There is a big difference though between the viewer experience then and now, created by the home video age and the rise of digital channels.  Note that from the Hand of Fear repeat, old Who is now deemed BBC 4 material, to be shown alongside documentaries on Stradivarius violins, not BBC 2 as when the 30th anniversary was on, and certainly not BBC 3 where new Who is seemingly on constant repeat alongside Family Guy and programmes about yoof culture.  Still, between DVDs being sold cheap in HMV and regular repeats, new Who doesn't suffer the problem of old fans in the 70s.  Any time they want to see Eccleston or Tennant they can flick through the channels, go on iPlayer or get out their DVDs.

But although that takes a lot of the edge off seeing previous Doctors on the screen again, the fact that people still watch these repeats shows there's continued interest in them.  Furthermore, children are now growing up watching Doctor Who with no memory of the Eccleston era.  They are as much part of the past to a 10 year old now, as McCoy was to me when Paul McGann made his only appearance as Doctor Who.  To produce a new story allowing both young fans to see Eccleston in action for the first time, and for slightly older fans to see something other than reminiscences on DVD, would be grand.  It wouldn't matter if the plot was contrived because people want to see the characters in character.  It would be hugely entertaining.  The worst thing they could do is try to make a clever not-traditional multi doctor story in order to get the actors in but not have them play the roles we love them for, something pretentious and confused like Zagreus, for example.
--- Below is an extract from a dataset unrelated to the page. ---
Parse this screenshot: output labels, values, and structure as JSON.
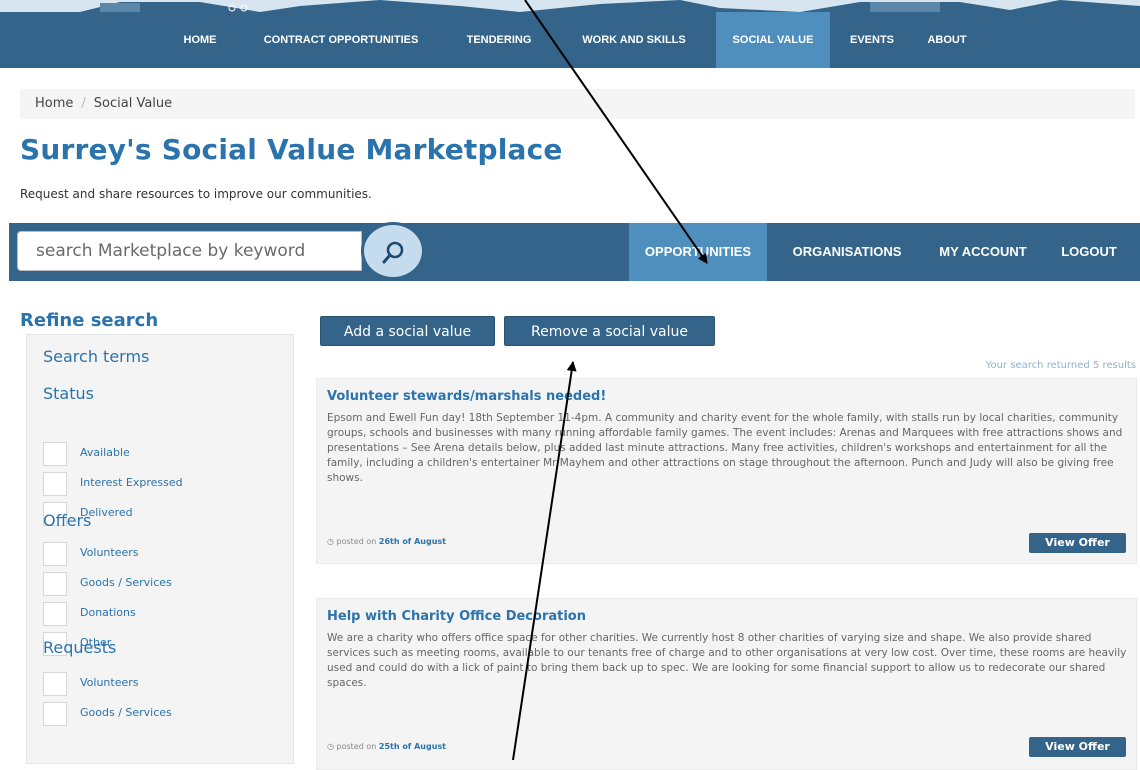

No, Five Doctors good, Zagreus bad.  Stop trying to be clever and have fun.

As for the rest of the anniversary?  Well as I'll cover them another time, but they range from some great DVD releases, such as the Mind of Evil in full colour, a set of reprints of old novels with some dubious choices, and rumours of supposed missing episode discoveries that are being held back from public knowledge.  But reading around, these rumours span the view that there's nothing at all, to those claiming that a 'major haul' has been found.  I wouldn't put too much hope in that one.